__MATERIAL PROVIDED__
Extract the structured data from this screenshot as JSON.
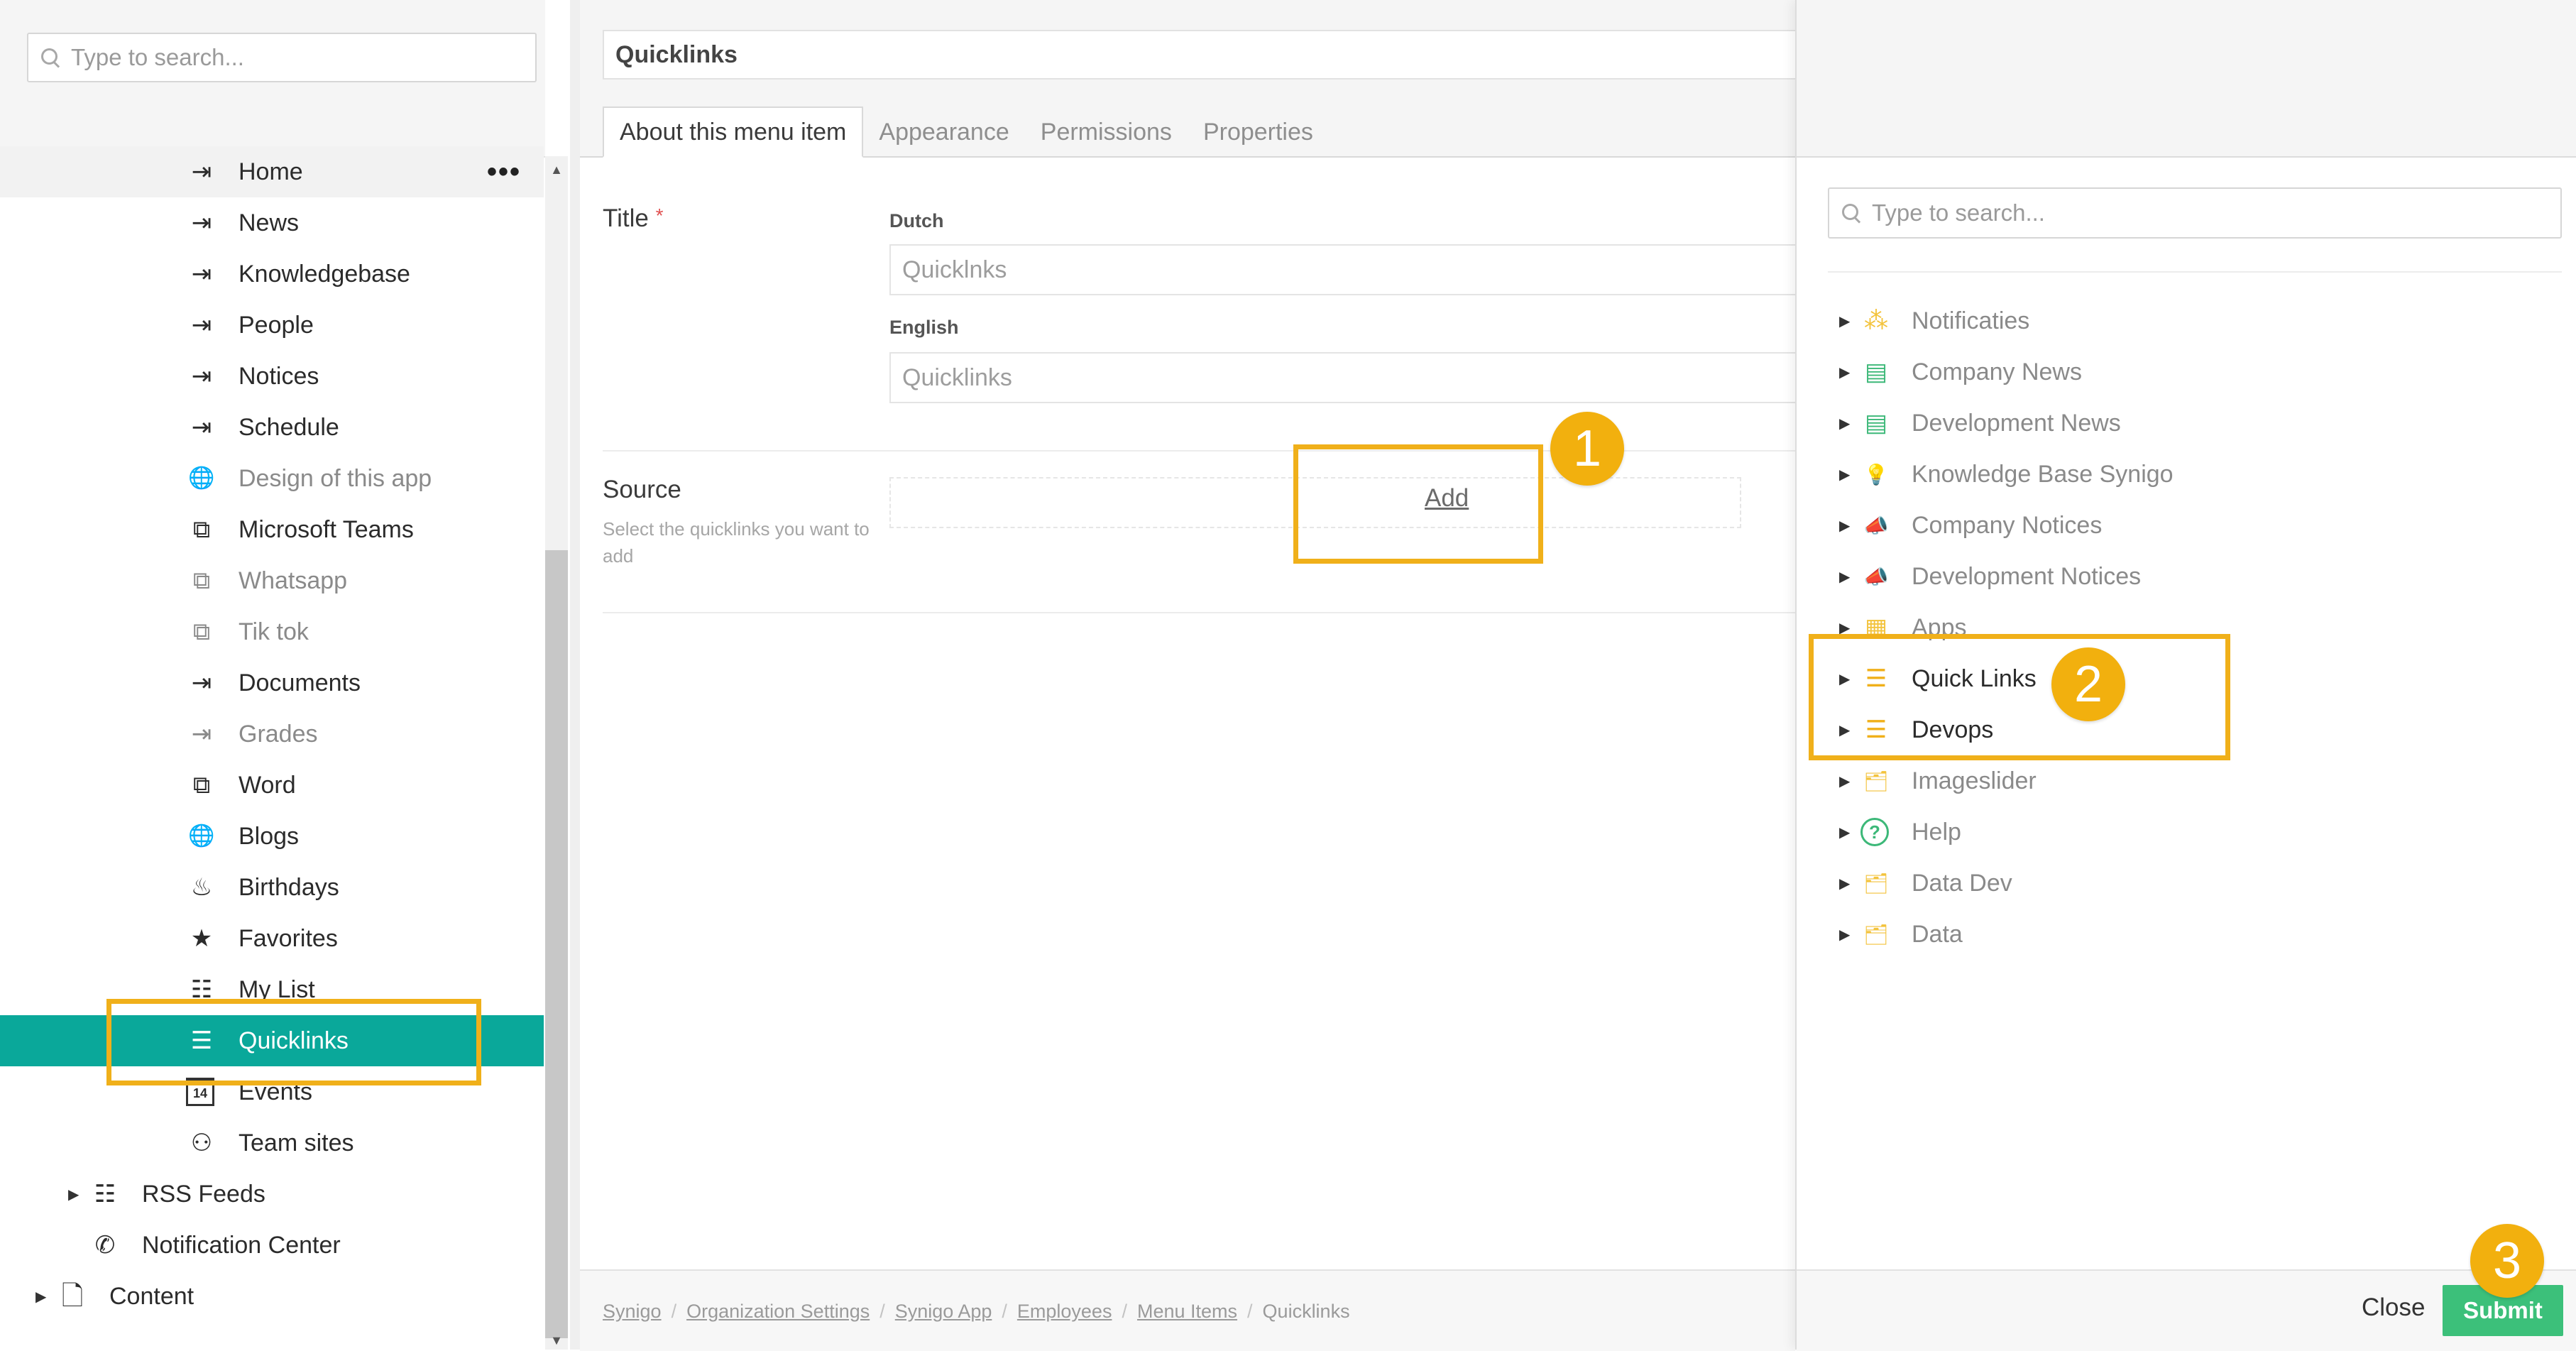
{
  "sidebar": {
    "search_placeholder": "Type to search...",
    "more_label": "•••",
    "items": [
      {
        "label": "Home",
        "icon": "shortcut-arrow-icon",
        "glyph": "⇥"
      },
      {
        "label": "News",
        "icon": "shortcut-arrow-icon",
        "glyph": "⇥"
      },
      {
        "label": "Knowledgebase",
        "icon": "shortcut-arrow-icon",
        "glyph": "⇥"
      },
      {
        "label": "People",
        "icon": "shortcut-arrow-icon",
        "glyph": "⇥"
      },
      {
        "label": "Notices",
        "icon": "shortcut-arrow-icon",
        "glyph": "⇥"
      },
      {
        "label": "Schedule",
        "icon": "shortcut-arrow-icon",
        "glyph": "⇥"
      },
      {
        "label": "Design of this app",
        "icon": "globe-icon",
        "glyph": "🌐"
      },
      {
        "label": "Microsoft Teams",
        "icon": "external-link-icon",
        "glyph": "⧉"
      },
      {
        "label": "Whatsapp",
        "icon": "external-link-icon",
        "glyph": "⧉"
      },
      {
        "label": "Tik tok",
        "icon": "external-link-icon",
        "glyph": "⧉"
      },
      {
        "label": "Documents",
        "icon": "shortcut-arrow-icon",
        "glyph": "⇥"
      },
      {
        "label": "Grades",
        "icon": "shortcut-arrow-icon",
        "glyph": "⇥"
      },
      {
        "label": "Word",
        "icon": "external-link-icon",
        "glyph": "⧉"
      },
      {
        "label": "Blogs",
        "icon": "globe-icon",
        "glyph": "🌐"
      },
      {
        "label": "Birthdays",
        "icon": "cake-icon",
        "glyph": "♨"
      },
      {
        "label": "Favorites",
        "icon": "star-icon",
        "glyph": "★"
      },
      {
        "label": "My List",
        "icon": "list-icon",
        "glyph": "☷"
      },
      {
        "label": "Quicklinks",
        "icon": "quicklinks-list-icon",
        "glyph": "☰"
      },
      {
        "label": "Events",
        "icon": "calendar-icon",
        "glyph": "14"
      },
      {
        "label": "Team sites",
        "icon": "sitemap-icon",
        "glyph": "⚇"
      },
      {
        "label": "RSS Feeds",
        "icon": "list-icon",
        "glyph": "☷"
      },
      {
        "label": "Notification Center",
        "icon": "phone-ring-icon",
        "glyph": "✆"
      },
      {
        "label": "Content",
        "icon": "document-icon",
        "glyph": "🗋"
      }
    ]
  },
  "form": {
    "header_title": "Quicklinks",
    "tabs": [
      "About this menu item",
      "Appearance",
      "Permissions",
      "Properties"
    ],
    "title_label": "Title",
    "required_mark": "*",
    "dutch_label": "Dutch",
    "dutch_value": "Quicklnks",
    "english_label": "English",
    "english_value": "Quicklinks",
    "source_label": "Source",
    "source_hint": "Select the quicklinks you want to add",
    "add_label": "Add"
  },
  "breadcrumb": [
    "Synigo",
    "Organization Settings",
    "Synigo App",
    "Employees",
    "Menu Items",
    "Quicklinks"
  ],
  "breadcrumb_sep": "/",
  "picker": {
    "search_placeholder": "Type to search...",
    "items": [
      {
        "label": "Notificaties",
        "icon": "notification-icon",
        "glyph": "⁂",
        "color": "#f3c33c"
      },
      {
        "label": "Company News",
        "icon": "newspaper-icon",
        "glyph": "▤",
        "color": "#3cb878"
      },
      {
        "label": "Development News",
        "icon": "newspaper-icon",
        "glyph": "▤",
        "color": "#3cb878"
      },
      {
        "label": "Knowledge Base Synigo",
        "icon": "lightbulb-icon",
        "glyph": "💡",
        "color": "#4cc7a6"
      },
      {
        "label": "Company Notices",
        "icon": "megaphone-icon",
        "glyph": "📣",
        "color": "#e45a5a"
      },
      {
        "label": "Development Notices",
        "icon": "megaphone-icon",
        "glyph": "📣",
        "color": "#e45a5a"
      },
      {
        "label": "Apps",
        "icon": "grid-icon",
        "glyph": "▦",
        "color": "#f3c33c"
      },
      {
        "label": "Quick Links",
        "icon": "quicklinks-list-icon",
        "glyph": "☰",
        "color": "#f0b01a"
      },
      {
        "label": "Devops",
        "icon": "quicklinks-list-icon",
        "glyph": "☰",
        "color": "#f0b01a"
      },
      {
        "label": "Imageslider",
        "icon": "image-folder-icon",
        "glyph": "🗂",
        "color": "#f3c33c"
      },
      {
        "label": "Help",
        "icon": "help-icon",
        "glyph": "?",
        "color": "#3cb878"
      },
      {
        "label": "Data Dev",
        "icon": "image-folder-icon",
        "glyph": "🗂",
        "color": "#f3c33c"
      },
      {
        "label": "Data",
        "icon": "image-folder-icon",
        "glyph": "🗂",
        "color": "#f3c33c"
      }
    ],
    "close_label": "Close",
    "submit_label": "Submit"
  },
  "annotations": {
    "step1": "1",
    "step2": "2",
    "step3": "3"
  },
  "colors": {
    "selected": "#0aa89a",
    "submit": "#3cc07a",
    "highlight": "#f0b01a"
  }
}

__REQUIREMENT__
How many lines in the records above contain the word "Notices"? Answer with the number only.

__RESPONSE TO THE TASK__
3